[Excerpts from an interface dataset]

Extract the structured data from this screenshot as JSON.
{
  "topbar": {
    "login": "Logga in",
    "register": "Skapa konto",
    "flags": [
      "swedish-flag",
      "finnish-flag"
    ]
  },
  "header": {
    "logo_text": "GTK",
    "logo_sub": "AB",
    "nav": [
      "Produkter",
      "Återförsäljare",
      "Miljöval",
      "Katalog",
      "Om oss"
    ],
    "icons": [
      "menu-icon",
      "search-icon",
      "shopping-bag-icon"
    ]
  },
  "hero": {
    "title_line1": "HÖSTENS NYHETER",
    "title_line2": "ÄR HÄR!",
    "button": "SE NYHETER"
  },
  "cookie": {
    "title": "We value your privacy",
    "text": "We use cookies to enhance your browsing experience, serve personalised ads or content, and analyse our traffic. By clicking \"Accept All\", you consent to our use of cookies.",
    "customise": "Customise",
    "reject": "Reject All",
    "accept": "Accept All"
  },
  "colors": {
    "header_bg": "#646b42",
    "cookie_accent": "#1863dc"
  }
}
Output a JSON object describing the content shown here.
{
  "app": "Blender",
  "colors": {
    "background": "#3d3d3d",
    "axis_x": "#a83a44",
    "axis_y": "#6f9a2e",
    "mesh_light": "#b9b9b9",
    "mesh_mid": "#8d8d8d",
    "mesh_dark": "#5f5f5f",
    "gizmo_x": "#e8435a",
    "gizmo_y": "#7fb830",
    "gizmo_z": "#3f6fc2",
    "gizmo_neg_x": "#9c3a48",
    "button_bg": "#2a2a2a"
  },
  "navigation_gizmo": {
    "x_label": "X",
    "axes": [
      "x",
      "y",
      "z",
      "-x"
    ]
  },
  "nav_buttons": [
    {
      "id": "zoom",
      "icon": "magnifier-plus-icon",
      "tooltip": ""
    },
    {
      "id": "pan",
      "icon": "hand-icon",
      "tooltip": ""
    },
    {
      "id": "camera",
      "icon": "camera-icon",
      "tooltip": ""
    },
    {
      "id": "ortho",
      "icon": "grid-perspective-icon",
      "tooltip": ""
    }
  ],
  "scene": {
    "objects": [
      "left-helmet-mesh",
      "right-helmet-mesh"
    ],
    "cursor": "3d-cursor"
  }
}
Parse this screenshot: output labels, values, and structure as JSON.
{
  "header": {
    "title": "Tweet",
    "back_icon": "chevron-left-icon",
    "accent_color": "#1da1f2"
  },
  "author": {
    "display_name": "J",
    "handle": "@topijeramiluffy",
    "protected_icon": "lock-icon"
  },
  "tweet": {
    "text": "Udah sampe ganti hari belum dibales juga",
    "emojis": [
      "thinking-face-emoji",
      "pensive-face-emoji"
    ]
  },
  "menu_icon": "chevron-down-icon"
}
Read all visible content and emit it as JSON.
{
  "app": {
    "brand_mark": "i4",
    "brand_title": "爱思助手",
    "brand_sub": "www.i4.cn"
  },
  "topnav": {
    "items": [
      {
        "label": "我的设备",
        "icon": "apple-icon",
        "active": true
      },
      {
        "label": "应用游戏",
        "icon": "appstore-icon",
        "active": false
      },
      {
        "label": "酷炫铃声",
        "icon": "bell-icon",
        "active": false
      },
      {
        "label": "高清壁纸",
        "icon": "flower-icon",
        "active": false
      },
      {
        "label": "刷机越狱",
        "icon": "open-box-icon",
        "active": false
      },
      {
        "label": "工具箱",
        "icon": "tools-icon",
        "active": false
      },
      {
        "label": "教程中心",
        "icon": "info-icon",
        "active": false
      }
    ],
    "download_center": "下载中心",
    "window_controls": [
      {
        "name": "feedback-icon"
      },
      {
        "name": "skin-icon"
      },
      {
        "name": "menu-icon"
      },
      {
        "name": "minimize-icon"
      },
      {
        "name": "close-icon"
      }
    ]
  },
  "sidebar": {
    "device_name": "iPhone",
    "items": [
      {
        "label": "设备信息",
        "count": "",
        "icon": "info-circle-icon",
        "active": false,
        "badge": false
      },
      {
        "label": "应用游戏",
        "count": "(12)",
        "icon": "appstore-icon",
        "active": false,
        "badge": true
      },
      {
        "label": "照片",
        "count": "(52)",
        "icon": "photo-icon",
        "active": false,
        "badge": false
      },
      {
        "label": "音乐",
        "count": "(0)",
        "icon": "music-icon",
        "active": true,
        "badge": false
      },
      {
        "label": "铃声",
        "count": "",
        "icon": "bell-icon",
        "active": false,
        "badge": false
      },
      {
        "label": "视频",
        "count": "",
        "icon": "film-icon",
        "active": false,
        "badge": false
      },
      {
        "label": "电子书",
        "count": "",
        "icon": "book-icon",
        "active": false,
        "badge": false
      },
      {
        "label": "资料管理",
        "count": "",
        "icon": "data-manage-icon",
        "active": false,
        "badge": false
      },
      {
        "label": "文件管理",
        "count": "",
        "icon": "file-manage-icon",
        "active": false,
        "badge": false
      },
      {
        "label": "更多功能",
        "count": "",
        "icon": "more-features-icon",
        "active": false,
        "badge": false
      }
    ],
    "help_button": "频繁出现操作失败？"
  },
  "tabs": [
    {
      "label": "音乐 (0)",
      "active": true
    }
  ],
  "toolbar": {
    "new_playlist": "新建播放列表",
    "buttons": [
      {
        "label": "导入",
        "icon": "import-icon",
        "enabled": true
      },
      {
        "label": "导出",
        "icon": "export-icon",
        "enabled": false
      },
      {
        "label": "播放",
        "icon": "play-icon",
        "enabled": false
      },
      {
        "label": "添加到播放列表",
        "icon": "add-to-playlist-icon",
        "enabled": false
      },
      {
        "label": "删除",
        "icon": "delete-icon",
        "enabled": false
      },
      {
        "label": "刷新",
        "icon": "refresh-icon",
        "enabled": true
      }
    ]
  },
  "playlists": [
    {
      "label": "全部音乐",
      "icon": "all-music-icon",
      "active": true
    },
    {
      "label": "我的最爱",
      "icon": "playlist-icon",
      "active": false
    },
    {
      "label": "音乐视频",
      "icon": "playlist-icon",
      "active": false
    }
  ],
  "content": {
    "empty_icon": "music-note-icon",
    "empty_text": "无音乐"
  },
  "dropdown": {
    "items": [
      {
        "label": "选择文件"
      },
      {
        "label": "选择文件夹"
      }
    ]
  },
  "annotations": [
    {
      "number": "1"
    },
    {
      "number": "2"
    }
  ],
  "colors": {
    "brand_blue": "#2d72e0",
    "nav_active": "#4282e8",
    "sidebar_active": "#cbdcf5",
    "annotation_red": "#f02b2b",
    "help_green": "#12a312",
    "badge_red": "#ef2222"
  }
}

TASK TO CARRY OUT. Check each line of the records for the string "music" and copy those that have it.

EXPECTED OUTPUT.
        "icon": "music-icon",
      "icon": "all-music-icon",
    "empty_icon": "music-note-icon",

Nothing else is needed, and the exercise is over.